A Beginner's Guide to Maternal Nutrition

A Beginner's Guide to Maternal Nutrition
Pregnancy is a wonderful journey full of joy and life-changing events for women. However, it also brings a number of bodily changes, which, if left unaddressed, can leave you worried. These changes are typically an outcome of a mother’s nutrition during the pregnancy. Proper food intake is crucial for your and your child’s healthy growth. In this guide, we will go over important concepts and insightful information in this introduction to maternal nutrition to assist you in making wise decisions and ensuring a healthy pregnancy.

Understanding the Importance of Maternal Nutrition

Your dietary requirements rise throughout pregnancy to support your child's growth and development. To ensure the mother’s and the child’s health, a well-balanced diet rich in important nutrients is crucial. A proper pregnant diet supports healthy fetal development, lowers the chance of problems, and enhances your general well-being. Let's explore the essential elements of a wholesome diet during pregnancy.

Essential Nutrients for Maternal Health

  1. Folate and Folic Acid: Folate and folic acid are important B vitamins that support healthy brain and spinal cord development and prevent birth abnormalities. Excellent sources of folate include citrus fruits, legumes, leafy green vegetables, and fortified cereals.
  2. Iron: Iron promotes the development of red blood cells and shields against anemia which is frequently present during pregnancy. Include foods high in iron in your diet, such as lean red meat, chicken, fish, fortified grains, and legumes.
  3. Calcium: Calcium is necessary for your child's skeletal and dental growth. Among the best sources are dairy goods, fortified plant-based milk, leafy green vegetables, and calcium-enriched foods like tofu and orange juice.
  4. Protein: Both you and your child's tissues need protein to develop and heal. To satisfy your protein requirements, include lean meats, chicken, fish, eggs, lentils, and tofu in your diet.
  5. Omega-3 Fatty Acids: These good fats help the baby's brain and vision develop. Rich sources include flaxseeds, walnuts, chia seeds, and fatty seafood like salmon.

A Balanced Diet for Pregnancy

  1. Whole Grains: Whole grains, such as brown rice, whole wheat bread, and muesli, are a great source of fiber and minerals.
  2. Fruits and Vegetables: Fruits and vegetables that are still in season are a great source of essential vitamins, minerals, and antioxidants.

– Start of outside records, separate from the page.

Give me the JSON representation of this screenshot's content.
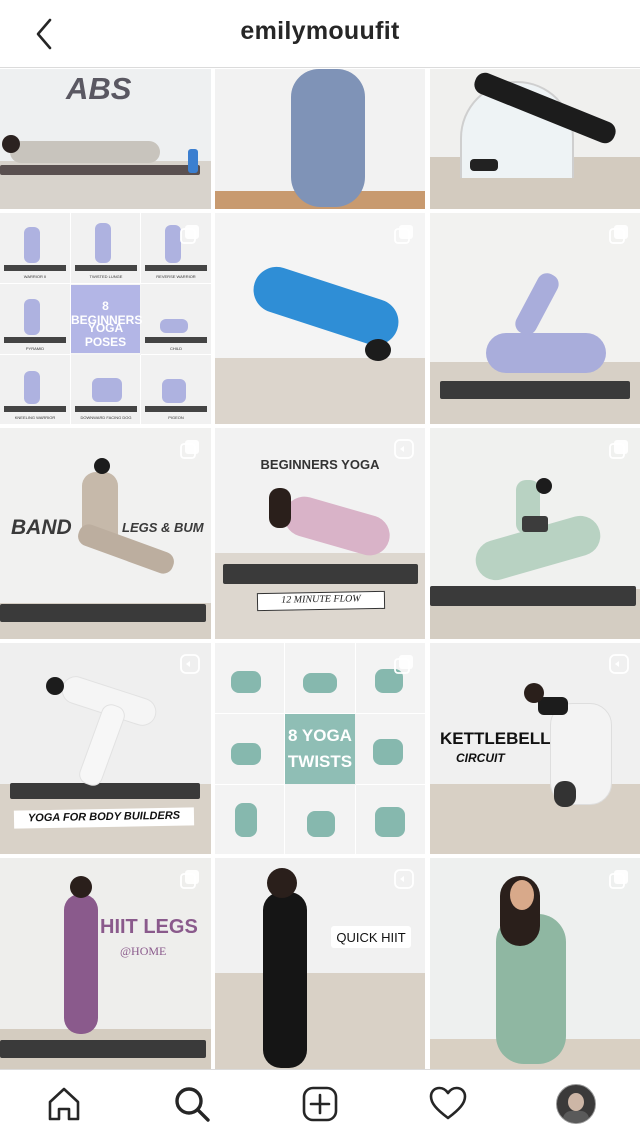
{
  "header": {
    "title": "emilymouufit"
  },
  "posts": {
    "p1": {
      "title": "ABS"
    },
    "p4": {
      "title_line1": "8 BEGINNERS",
      "title_line2": "YOGA POSES",
      "captions": [
        "WARRIOR II",
        "TWISTED LUNGE",
        "REVERSE WARRIOR",
        "PYRAMID",
        "CHILD",
        "KNEELING WARRIOR",
        "DOWNWARD FACING DOG",
        "PIGEON"
      ]
    },
    "p7": {
      "left": "BAND",
      "right": "LEGS & BUM"
    },
    "p8": {
      "title": "BEGINNERS YOGA",
      "subtitle": "12 MINUTE FLOW"
    },
    "p10": {
      "title": "YOGA FOR BODY BUILDERS"
    },
    "p11": {
      "line1": "8 YOGA",
      "line2": "TWISTS"
    },
    "p12": {
      "line1": "KETTLEBELL",
      "line2": "CIRCUIT"
    },
    "p13": {
      "title": "HIIT LEGS",
      "subtitle": "@HOME"
    },
    "p14": {
      "title": "QUICK HIIT"
    }
  },
  "colors": {
    "accent_lavender": "#b3b6e6",
    "accent_teal": "#8fbeb5",
    "hiit_purple": "#8a5a8c"
  }
}
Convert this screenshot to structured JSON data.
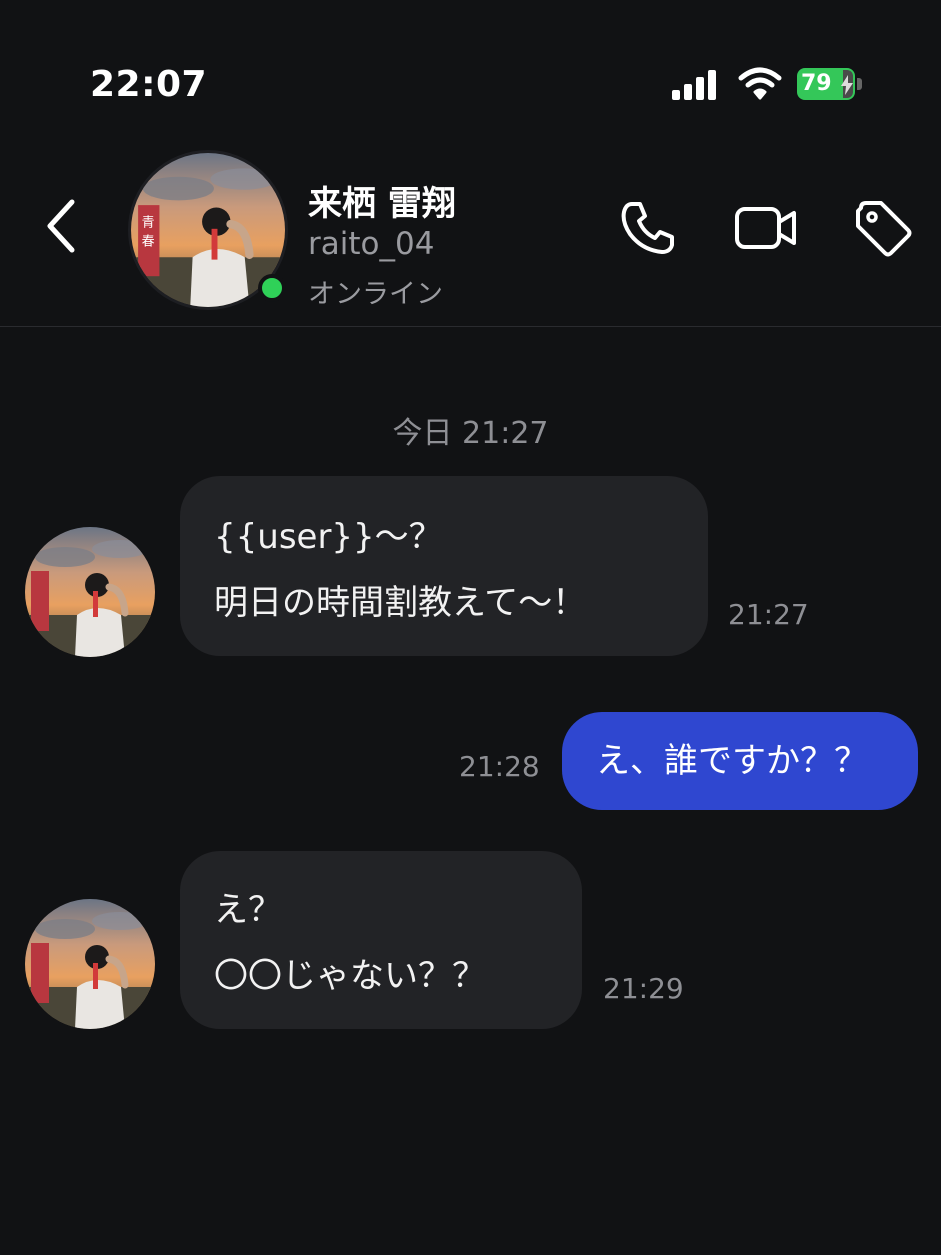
{
  "status_bar": {
    "time": "22:07",
    "battery": "79",
    "battery_color": "#34c759"
  },
  "header": {
    "contact_name": "来栖 雷翔",
    "username": "raito_04",
    "status": "オンライン",
    "online_color": "#2fd158",
    "icons": [
      "back-icon",
      "phone-icon",
      "video-icon",
      "tag-icon"
    ]
  },
  "chat": {
    "date_separator": "今日 21:27",
    "messages": [
      {
        "direction": "incoming",
        "lines": [
          "{{user}}〜？",
          "明日の時間割教えて〜！"
        ],
        "time": "21:27"
      },
      {
        "direction": "outgoing",
        "lines": [
          "え、誰ですか？？"
        ],
        "time": "21:28"
      },
      {
        "direction": "incoming",
        "lines": [
          "え？",
          "〇〇じゃない？？"
        ],
        "time": "21:29"
      }
    ]
  },
  "colors": {
    "background": "#111214",
    "incoming_bubble": "#222326",
    "outgoing_bubble": "#2f47d0"
  }
}
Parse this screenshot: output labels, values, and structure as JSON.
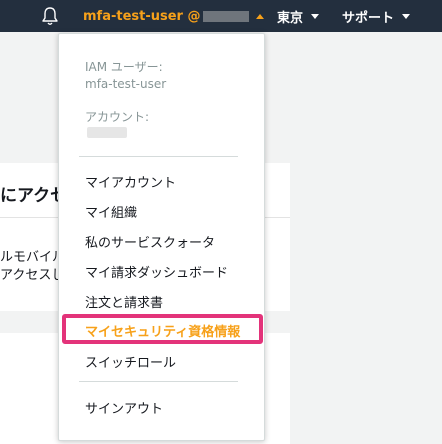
{
  "topbar": {
    "user_label": "mfa-test-user @",
    "region_label": "東京",
    "support_label": "サポート"
  },
  "background": {
    "heading": "にアクセ",
    "line1": "ルモバイル",
    "line2": "アクセスし"
  },
  "dropdown": {
    "iam_user_label": "IAM ユーザー:",
    "iam_user_value": "mfa-test-user",
    "account_label": "アカウント:",
    "items": [
      "マイアカウント",
      "マイ組織",
      "私のサービスクォータ",
      "マイ請求ダッシュボード",
      "注文と請求書",
      "マイセキュリティ資格情報",
      "スイッチロール"
    ],
    "signout": "サインアウト"
  },
  "colors": {
    "nav_bg": "#232f3e",
    "accent": "#f7a11a",
    "highlight": "#e3337a"
  },
  "icons": {
    "bell": "bell-icon",
    "caret_up": "caret-up-icon",
    "caret_down": "caret-down-icon"
  }
}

Aim for a colorful selection.
  3. Lean Proteins: Consume lean meats, chicken, fish, eggs, lentils, and tofu to meet your protein needs.
  4. Dairy Products: Select low-fat dairy products or plant-based calcium, vitamin D, and protein alternatives.
  5. Healthy Fats: Include sources of healthy fats in your diet, such as avocados, nuts, seeds, and olive oil.

Hydration and Water Intake

It's important to stay hydrated during pregnancy. Water stimulates digestion, avoids dehydration, maintains amniotic fluid levels, and facilitates the delivery of nutrients. Aim to consume 8 to 10 glasses of water each day. If drinking plain water is difficult, try infusing it with fruit or switching to herbal teas.

Managing Pregnancy Discomforts with Nutrition

  1. Morning Sickness: Choose small, frequent meals and take peppermint or ginger to eliminate the nausea. Morning sickness might be relieved with bland, readily digested meals like crackers or pretzels.
  2. Heartburn: Steer clear of spicy, oily, or acidic meals since they might cause heartburn. Choose to eat more frequently but more slowly. Multiple little meals throughout the day can also be calming.
  3. Constipation: Eat more fiber-rich foods, including fruits, vegetables, and whole grains, and drink plenty of water to avoid constipation. Maintaining regular bowel motions can also be facilitated by regular physical exercise.

Foods to Avoid When Pregnant

Pregnant women should restrict or avoid eating certain foods because they offer risks:
  • Raw or undercooked meat and seafood can carry dangerous germs or parasites.
  • Soft cheeses and unpasteurized dairy products can contain germs like Listeria.
  • Salmonella can be present in raw eggs and meals containing raw eggs.
  • Alcohol and high caffeine intake should be strictly avoided since they can both harm fetal development.

Wrapping Up

Maternal nutrition must be prioritized for a healthy pregnancy and the welfare of both mother and child. To tailor your diet to your unique needs, don't forget to visit your healthcare professional. You may make the most of your pregnancy experience and provide your child with a solid basis for a healthy start in life by concentrating on a well-balanced diet, staying hydrated, and treating pregnancy discomforts via nutrition. Moreover, if you want to dive deeper into the topic of cord blood banking, we also offer an informative Info Guide, where you can find in-depth information and expert insights. So, feel free to visit us for knowledgeable advice and thorough assistance on cord blood banking and other aspects of pregnancy and childbirth!